Dear Democracy Now! Visitor: We are an independent, ad-free daily news program that serves millions of viewers and listeners each month. In this US election year, Democracy Now! is more important than ever. For 20 years, we’ve put a spotlight on corporate and government abuses of power. We lift up the stories of ordinary people working to make change in extraordinary times. We do all of this with just a fraction of the budget and staff of a commercial news show. We do it without ads, corporate sponsorship or government funding. How is this possible? Only with your support. A generous funder will match your donation dollar for dollar if you donate right now. That means when you give $10, your donation will be worth $20. Pretty exciting, right?
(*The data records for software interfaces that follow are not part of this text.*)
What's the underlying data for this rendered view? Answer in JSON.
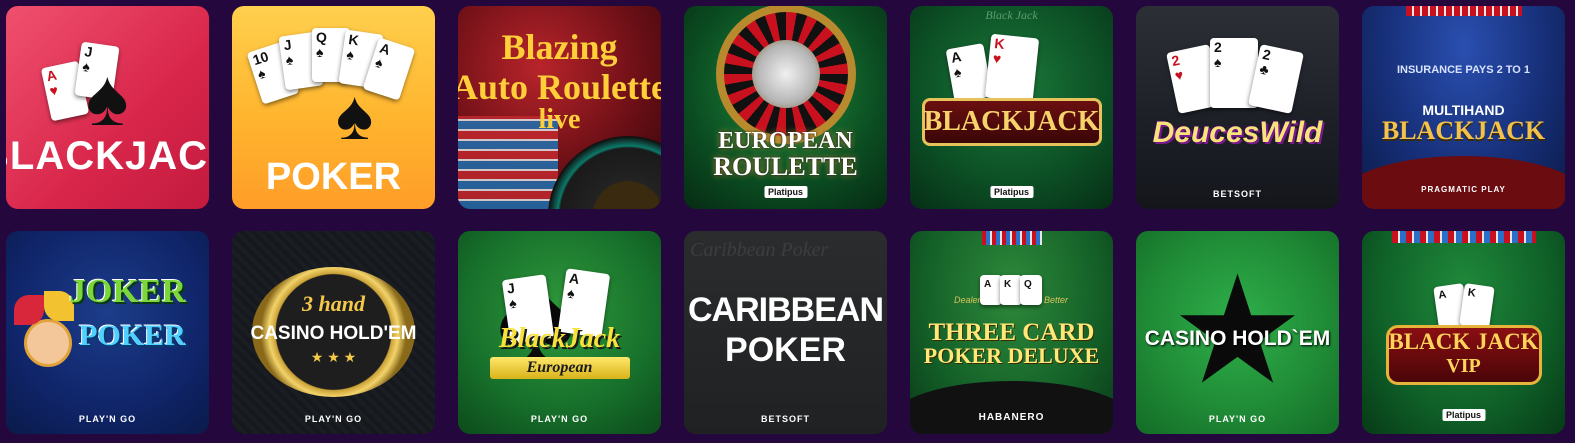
{
  "tiles": {
    "blackjack": {
      "title": "BLACKJACK"
    },
    "poker": {
      "title": "POKER",
      "cards": [
        "10",
        "J",
        "Q",
        "K",
        "A"
      ]
    },
    "blazing": {
      "line1": "Blazing",
      "line2": "Auto Roulette",
      "line3": "live"
    },
    "european_roulette": {
      "line1": "EUROPEAN",
      "line2": "ROULETTE",
      "provider": "Platipus"
    },
    "blackjack_platipus": {
      "title": "BLACKJACK",
      "provider": "Platipus",
      "table": "Black Jack"
    },
    "deuces_wild": {
      "title": "DeucesWild",
      "provider": "BETSOFT",
      "cards": [
        "2",
        "2",
        "2"
      ]
    },
    "multihand": {
      "line1": "MULTIHAND",
      "line2": "BLACKJACK",
      "provider": "PRAGMATIC PLAY",
      "felt": "INSURANCE PAYS 2 TO 1"
    },
    "joker_poker": {
      "line1": "JOKER",
      "line2": "POKER",
      "provider": "PLAY'N GO"
    },
    "three_hand": {
      "line1": "3 hand",
      "line2": "CASINO HOLD'EM",
      "provider": "PLAY'N GO"
    },
    "blackjack_european": {
      "line1": "BlackJack",
      "line2": "European",
      "provider": "PLAY'N GO"
    },
    "caribbean": {
      "line1": "CARIBBEAN",
      "line2": "POKER",
      "provider": "BETSOFT",
      "bg_text": "Caribbean Poker"
    },
    "three_card": {
      "line1": "THREE CARD",
      "line2": "POKER DELUXE",
      "provider": "HABANERO",
      "felt_left": "Dealer",
      "felt_right": "Better"
    },
    "casino_holdem": {
      "title": "CASINO HOLD`EM",
      "provider": "PLAY'N GO"
    },
    "blackjack_vip": {
      "line1": "BLACK JACK",
      "line2": "VIP",
      "provider": "Platipus"
    }
  },
  "colors": {
    "page_bg": "#23073d",
    "gold": "#f2c94c",
    "felt_green": "#0f6b3a"
  }
}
So, if you've been waiting to make your contribution to Democracy Now!, today is your day. It takes just a couple of minutes to make sure that Democracy Now! is there for you every day.

Your Donation: $

Discrimination in the Ranks: New York Police Department

April 23, 1997
Story
WATCH FULL SHOW

In 1996 13.7% of the police force of NYC was black, but 35.1% of all officers brought up on charges that year were African American. Discipline of women has occurred at twice the rate of their percentage of the force for the last 15 years, and Latino officers received disciplinary charges about 150% of their relative numbers in the force. Decades of historical data confirms the widespread reports of discrimination against women and minorities, despite continuous denials by the NYC Police Department. The links between discrimination within police departments, police brutality, officer suicides, and consistent, ongoing cover-ups by law-enforcement management are also discussed.

Guests:

Sergeant Juan Español of the Washington DC Police Department, Equal Opportunity Advisor for the Latino Officers Association


The original content of this program is licensed under a Creative Commons Attribution-Noncommercial-No Derivative Works 3.0 United States License. Please attribute legal copies of this work to democracynow.org. Some of the work(s) that this program incorporates, however, may be separately licensed. For further information or additional permissions, contact us.